The success of the women's Black Sticks at the London Olympics bodes well for Hawke's Bay's attempts to secure an annual eight nations women's hockey tournament, Sports Park Trust deputy chairman Rex Graham says.
The Hawke's Bay Regional Sports Park Trust are in discussions with Hockey NZ over hosting rights and intend the tournament to take place at Sports Park Hawke's Bay following construction of a $3.4 million international hockey facility.
Construction of any hockey facilities remains subject to funding, including $2 million from Hawke's Bay Regional Council which is conditional on agreement being reached among regional hockey and local body interests.
"We are in regular contact with Hockey NZ," Graham said. "The feedback we get is that the Black Sticks' success has raised the profile of New Zealand internationally and makes it easier for us to attract top ranking countries to a tournament. They are a gutsy group of girls, their skill levels are great and I am sure we would get widespread support from the Hawke's Bay community if we can put the tournament together."
The facility would be the only one in New Zealand capable of hosting such events and Mr Graham said the trust was negotiating a multi-year agreement with Hockey NZ.
"While we need an extra turf in Hawke's Bay to cope with player growth, a facility that can host internationals at this level requires an additional $1.5 million. If we are spending the extra, we need to be sure we have the tournament for several years."
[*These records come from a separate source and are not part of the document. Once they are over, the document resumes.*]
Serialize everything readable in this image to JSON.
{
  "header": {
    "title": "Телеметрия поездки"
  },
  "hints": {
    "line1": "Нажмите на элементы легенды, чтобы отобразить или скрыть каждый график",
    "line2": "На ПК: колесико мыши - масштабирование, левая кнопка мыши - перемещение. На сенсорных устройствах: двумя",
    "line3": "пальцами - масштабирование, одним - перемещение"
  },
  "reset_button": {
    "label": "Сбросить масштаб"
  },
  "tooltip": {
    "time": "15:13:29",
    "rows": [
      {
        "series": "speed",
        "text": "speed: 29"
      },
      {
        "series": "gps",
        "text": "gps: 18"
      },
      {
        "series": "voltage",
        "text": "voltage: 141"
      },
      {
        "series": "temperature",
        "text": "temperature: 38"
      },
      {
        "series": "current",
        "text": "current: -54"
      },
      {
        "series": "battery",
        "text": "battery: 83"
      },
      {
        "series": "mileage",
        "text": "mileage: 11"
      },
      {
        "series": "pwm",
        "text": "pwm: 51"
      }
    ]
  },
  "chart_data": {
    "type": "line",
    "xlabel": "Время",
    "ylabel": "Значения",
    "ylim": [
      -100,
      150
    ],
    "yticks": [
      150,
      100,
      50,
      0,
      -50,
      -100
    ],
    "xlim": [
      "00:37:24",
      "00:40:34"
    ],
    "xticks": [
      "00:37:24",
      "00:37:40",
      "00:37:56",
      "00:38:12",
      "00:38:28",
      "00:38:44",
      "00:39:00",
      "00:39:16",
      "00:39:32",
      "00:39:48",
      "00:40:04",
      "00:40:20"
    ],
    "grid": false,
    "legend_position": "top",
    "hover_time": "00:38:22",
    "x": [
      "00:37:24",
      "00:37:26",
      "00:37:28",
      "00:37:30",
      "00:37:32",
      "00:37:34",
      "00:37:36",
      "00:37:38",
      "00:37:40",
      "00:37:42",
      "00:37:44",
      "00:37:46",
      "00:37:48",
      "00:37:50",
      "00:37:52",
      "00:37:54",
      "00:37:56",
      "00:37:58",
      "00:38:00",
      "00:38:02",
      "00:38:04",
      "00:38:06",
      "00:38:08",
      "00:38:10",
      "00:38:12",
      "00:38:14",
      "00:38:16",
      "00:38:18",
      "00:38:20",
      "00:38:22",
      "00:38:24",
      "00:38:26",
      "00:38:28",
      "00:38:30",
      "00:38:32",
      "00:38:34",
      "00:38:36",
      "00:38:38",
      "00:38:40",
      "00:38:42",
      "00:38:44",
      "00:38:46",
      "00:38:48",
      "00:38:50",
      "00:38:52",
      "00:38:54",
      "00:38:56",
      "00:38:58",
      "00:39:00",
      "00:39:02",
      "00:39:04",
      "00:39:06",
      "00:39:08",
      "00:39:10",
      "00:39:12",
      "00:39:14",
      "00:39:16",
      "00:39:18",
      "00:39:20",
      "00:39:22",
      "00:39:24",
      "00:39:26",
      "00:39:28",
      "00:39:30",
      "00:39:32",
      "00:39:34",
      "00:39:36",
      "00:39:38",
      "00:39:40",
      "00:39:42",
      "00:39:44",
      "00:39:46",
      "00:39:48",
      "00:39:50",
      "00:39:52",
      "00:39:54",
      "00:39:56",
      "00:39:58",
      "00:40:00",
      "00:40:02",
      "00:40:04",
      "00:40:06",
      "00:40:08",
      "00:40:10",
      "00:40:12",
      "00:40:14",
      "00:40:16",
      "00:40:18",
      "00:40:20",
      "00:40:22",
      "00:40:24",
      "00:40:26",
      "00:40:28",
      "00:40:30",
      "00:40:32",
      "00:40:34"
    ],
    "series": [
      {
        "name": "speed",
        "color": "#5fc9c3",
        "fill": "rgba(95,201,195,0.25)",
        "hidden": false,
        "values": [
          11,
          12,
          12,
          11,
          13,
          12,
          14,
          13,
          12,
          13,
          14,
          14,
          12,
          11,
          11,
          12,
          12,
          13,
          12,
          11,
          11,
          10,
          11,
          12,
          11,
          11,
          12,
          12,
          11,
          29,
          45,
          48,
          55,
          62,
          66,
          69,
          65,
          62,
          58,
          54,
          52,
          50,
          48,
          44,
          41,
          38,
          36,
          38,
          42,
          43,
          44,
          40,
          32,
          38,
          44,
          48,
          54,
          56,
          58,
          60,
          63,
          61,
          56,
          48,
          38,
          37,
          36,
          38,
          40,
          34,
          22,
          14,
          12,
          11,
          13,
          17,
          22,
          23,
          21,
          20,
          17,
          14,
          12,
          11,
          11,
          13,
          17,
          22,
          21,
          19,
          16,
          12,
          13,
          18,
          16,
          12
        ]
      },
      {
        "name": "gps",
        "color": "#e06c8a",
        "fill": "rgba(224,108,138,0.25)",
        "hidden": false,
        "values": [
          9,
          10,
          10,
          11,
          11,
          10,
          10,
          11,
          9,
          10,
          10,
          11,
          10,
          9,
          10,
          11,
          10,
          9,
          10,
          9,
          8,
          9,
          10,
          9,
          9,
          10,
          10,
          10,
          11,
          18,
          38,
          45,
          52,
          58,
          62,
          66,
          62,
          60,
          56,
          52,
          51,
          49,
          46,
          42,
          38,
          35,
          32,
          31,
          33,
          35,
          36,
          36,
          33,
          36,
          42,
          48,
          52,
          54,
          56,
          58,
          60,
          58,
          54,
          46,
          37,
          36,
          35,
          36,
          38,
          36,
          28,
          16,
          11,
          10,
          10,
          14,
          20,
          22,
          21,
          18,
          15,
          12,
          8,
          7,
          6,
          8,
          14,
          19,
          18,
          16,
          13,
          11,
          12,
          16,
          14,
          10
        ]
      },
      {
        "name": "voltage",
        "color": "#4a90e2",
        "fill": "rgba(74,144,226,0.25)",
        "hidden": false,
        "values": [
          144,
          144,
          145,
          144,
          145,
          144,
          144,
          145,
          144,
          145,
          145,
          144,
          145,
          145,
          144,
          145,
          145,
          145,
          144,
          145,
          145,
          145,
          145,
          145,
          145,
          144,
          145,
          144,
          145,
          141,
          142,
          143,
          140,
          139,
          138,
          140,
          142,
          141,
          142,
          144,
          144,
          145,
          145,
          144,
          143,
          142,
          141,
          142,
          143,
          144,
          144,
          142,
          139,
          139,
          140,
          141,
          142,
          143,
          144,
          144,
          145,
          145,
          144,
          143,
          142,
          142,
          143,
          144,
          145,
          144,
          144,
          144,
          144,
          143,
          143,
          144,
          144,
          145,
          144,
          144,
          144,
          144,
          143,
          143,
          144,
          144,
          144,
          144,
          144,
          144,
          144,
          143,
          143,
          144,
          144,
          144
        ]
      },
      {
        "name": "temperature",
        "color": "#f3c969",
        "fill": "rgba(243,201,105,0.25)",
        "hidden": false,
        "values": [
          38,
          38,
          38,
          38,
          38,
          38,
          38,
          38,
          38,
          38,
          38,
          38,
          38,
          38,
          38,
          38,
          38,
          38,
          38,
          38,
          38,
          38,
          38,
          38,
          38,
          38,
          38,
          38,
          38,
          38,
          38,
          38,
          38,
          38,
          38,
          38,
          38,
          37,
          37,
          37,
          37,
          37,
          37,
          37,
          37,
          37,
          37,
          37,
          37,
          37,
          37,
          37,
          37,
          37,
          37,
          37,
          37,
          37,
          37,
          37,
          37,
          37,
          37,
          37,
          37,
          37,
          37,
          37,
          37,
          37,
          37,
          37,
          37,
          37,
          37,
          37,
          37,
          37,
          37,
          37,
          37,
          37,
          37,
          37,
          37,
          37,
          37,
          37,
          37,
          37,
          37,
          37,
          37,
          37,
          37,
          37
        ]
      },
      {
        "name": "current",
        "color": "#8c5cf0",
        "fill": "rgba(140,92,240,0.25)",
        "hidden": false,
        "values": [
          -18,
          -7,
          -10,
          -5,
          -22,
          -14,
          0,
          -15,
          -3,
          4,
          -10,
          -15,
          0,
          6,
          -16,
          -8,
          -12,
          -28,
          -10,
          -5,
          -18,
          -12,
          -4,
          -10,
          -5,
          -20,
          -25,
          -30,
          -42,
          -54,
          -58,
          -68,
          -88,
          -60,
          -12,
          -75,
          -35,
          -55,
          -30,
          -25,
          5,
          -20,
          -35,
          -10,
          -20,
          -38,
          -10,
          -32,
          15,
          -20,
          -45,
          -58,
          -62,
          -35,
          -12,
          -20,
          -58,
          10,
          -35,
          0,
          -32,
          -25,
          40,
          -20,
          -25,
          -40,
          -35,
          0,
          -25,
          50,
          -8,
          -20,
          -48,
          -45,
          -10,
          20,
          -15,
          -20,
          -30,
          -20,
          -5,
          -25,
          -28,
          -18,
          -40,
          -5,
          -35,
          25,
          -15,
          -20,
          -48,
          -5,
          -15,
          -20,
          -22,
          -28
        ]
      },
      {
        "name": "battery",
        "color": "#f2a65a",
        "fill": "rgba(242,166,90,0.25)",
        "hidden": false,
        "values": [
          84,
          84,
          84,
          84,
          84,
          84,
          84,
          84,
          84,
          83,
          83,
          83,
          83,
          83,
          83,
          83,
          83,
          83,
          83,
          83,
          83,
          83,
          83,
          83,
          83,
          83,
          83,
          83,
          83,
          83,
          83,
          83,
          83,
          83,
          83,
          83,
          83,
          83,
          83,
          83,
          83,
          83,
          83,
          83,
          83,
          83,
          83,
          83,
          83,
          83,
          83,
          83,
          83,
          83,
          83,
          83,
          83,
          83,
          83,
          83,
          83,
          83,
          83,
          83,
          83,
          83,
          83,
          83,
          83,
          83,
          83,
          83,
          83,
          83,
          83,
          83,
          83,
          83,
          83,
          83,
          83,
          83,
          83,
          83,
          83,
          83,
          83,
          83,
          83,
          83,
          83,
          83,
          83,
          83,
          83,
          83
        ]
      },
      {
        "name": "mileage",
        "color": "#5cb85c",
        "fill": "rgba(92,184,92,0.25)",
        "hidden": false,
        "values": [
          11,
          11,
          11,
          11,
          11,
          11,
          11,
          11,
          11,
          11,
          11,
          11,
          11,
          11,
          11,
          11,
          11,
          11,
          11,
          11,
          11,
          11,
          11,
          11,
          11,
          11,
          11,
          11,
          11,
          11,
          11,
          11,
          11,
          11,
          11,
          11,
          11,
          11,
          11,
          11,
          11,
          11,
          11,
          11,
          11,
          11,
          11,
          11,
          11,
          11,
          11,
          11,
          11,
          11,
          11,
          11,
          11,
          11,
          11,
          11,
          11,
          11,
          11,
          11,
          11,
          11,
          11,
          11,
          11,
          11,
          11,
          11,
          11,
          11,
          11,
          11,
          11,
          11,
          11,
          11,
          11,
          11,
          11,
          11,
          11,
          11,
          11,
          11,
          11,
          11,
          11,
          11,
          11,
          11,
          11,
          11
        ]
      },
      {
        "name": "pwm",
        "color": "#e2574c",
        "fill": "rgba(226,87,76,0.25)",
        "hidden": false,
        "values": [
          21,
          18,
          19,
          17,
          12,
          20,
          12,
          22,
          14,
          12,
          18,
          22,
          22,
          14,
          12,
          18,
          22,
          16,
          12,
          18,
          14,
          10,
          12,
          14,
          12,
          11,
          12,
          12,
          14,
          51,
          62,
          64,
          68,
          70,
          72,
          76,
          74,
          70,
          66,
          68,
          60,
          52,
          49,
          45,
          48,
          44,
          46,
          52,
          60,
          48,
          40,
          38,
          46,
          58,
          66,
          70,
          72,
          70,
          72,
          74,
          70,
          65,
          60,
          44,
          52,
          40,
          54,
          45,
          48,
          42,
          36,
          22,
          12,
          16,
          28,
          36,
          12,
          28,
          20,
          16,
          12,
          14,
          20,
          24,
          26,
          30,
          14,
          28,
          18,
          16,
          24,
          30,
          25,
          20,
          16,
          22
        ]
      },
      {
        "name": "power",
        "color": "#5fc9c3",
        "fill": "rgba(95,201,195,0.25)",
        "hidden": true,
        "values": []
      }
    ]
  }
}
The new facility would incorporate a blue turf surface, the same as that used for the London Olympics and would comprise a full playing turf and practice half turf, a 400-seat grandstand, media and player facilities and lighting enabling televised evening matches.
Hawke's Bay Hockey Artificial Surface Trust chairman Neil Edmundson, who has been critical of the proposal, is also continuing research into hockey turfs and facilities.
He left for London last week for the inaugural International Masters World Cup tournament and said he would take the opportunity to research turfs and facilities.
Edmundson, who captains the 50-year age group team, is one of three Hawke's Bay players selected to represent New Zealand at the tournament in Kent, England. Malcolm Sutherland and Phil Teague compete in the 45-year team, which Sutherland captains.
"I'll be playing against and meeting with a large group of players who are hockey administrators around the world, so it will be a valuable opportunity to research trends in turf development and facilities," Edmundson said. "Places we can learn from are those that operate regional hockey facilities rather than the Europeans who have a club structure and different needs to those of Hawke's Bay."
He said there would be a large contingent of players from throughout Australia, where smaller centres of hockey excellence face similar development demands and funding challenges as those of Hawke's Bay, along with New Zealand teammates, who would provide an update on latest facility upgrade proposals.